• AIM OF THE TASK:
Below are some entries. Output each one exactly as it appears.

• SUPPLIED RECORDS:
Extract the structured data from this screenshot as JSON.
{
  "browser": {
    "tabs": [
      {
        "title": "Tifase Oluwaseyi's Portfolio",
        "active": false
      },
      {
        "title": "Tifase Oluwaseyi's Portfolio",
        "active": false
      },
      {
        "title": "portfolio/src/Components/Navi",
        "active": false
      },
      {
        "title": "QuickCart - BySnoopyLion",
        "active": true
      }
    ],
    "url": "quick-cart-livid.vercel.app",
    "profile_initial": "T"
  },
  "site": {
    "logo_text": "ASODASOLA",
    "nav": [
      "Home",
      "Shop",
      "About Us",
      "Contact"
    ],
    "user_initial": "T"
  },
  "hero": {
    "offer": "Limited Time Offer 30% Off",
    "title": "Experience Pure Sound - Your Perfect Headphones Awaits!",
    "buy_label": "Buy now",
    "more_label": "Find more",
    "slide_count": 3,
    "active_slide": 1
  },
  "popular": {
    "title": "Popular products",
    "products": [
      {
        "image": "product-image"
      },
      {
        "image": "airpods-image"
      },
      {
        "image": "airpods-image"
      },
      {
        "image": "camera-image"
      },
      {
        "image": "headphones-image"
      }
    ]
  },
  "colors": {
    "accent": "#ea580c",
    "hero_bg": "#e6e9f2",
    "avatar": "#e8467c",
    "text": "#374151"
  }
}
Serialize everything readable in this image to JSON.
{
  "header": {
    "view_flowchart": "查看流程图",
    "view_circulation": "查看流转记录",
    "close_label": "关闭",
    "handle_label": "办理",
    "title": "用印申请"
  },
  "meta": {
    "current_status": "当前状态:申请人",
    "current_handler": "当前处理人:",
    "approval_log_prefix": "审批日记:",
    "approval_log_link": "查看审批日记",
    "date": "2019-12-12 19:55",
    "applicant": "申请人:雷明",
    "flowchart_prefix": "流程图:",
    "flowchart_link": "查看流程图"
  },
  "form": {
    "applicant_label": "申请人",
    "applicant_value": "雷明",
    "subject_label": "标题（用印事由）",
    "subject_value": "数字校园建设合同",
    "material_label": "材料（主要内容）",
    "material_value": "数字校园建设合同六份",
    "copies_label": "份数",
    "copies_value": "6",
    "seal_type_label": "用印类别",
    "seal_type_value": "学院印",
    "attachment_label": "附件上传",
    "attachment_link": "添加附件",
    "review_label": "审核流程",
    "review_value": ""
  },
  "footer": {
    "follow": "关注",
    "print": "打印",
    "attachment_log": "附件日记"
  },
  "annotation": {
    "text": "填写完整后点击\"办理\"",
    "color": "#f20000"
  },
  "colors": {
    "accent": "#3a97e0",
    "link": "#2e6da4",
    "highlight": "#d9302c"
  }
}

• OUTPUT OF THE TASK:
Extract the structured data from this screenshot as JSON.
{
  "browser": {
    "tabs": [
      {
        "title": "Tifase Oluwaseyi's Portfolio",
        "active": false
      },
      {
        "title": "Tifase Oluwaseyi's Portfolio",
        "active": false
      },
      {
        "title": "portfolio/src/Components/Navi",
        "active": false
      },
      {
        "title": "QuickCart - BySnoopyLion",
        "active": true
      }
    ],
    "url": "quick-cart-livid.vercel.app",
    "profile_initial": "T"
  },
  "site": {
    "logo_text": "ASODASOLA",
    "nav": [
      "Home",
      "Shop",
      "About Us",
      "Contact"
    ],
    "user_initial": "T"
  },
  "hero": {
    "offer": "Limited Time Offer 30% Off",
    "title": "Experience Pure Sound - Your Perfect Headphones Awaits!",
    "buy_label": "Buy now",
    "more_label": "Find more",
    "slide_count": 3,
    "active_slide": 1
  },
  "popular": {
    "title": "Popular products",
    "products": [
      {
        "image": "product-image"
      },
      {
        "image": "airpods-image"
      },
      {
        "image": "airpods-image"
      },
      {
        "image": "camera-image"
      },
      {
        "image": "headphones-image"
      }
    ]
  },
  "colors": {
    "accent": "#ea580c",
    "hero_bg": "#e6e9f2",
    "avatar": "#e8467c",
    "text": "#374151"
  }
}
Serialize everything readable in this image to JSON.
{
  "header": {
    "view_flowchart": "查看流程图",
    "view_circulation": "查看流转记录",
    "close_label": "关闭",
    "handle_label": "办理",
    "title": "用印申请"
  },
  "meta": {
    "current_status": "当前状态:申请人",
    "current_handler": "当前处理人:",
    "approval_log_prefix": "审批日记:",
    "approval_log_link": "查看审批日记",
    "date": "2019-12-12 19:55",
    "applicant": "申请人:雷明",
    "flowchart_prefix": "流程图:",
    "flowchart_link": "查看流程图"
  },
  "form": {
    "applicant_label": "申请人",
    "applicant_value": "雷明",
    "subject_label": "标题（用印事由）",
    "subject_value": "数字校园建设合同",
    "material_label": "材料（主要内容）",
    "material_value": "数字校园建设合同六份",
    "copies_label": "份数",
    "copies_value": "6",
    "seal_type_label": "用印类别",
    "seal_type_value": "学院印",
    "attachment_label": "附件上传",
    "attachment_link": "添加附件",
    "review_label": "审核流程",
    "review_value": ""
  },
  "footer": {
    "follow": "关注",
    "print": "打印",
    "attachment_log": "附件日记"
  },
  "annotation": {
    "text": "填写完整后点击\"办理\"",
    "color": "#f20000"
  },
  "colors": {
    "accent": "#3a97e0",
    "link": "#2e6da4",
    "highlight": "#d9302c"
  }
}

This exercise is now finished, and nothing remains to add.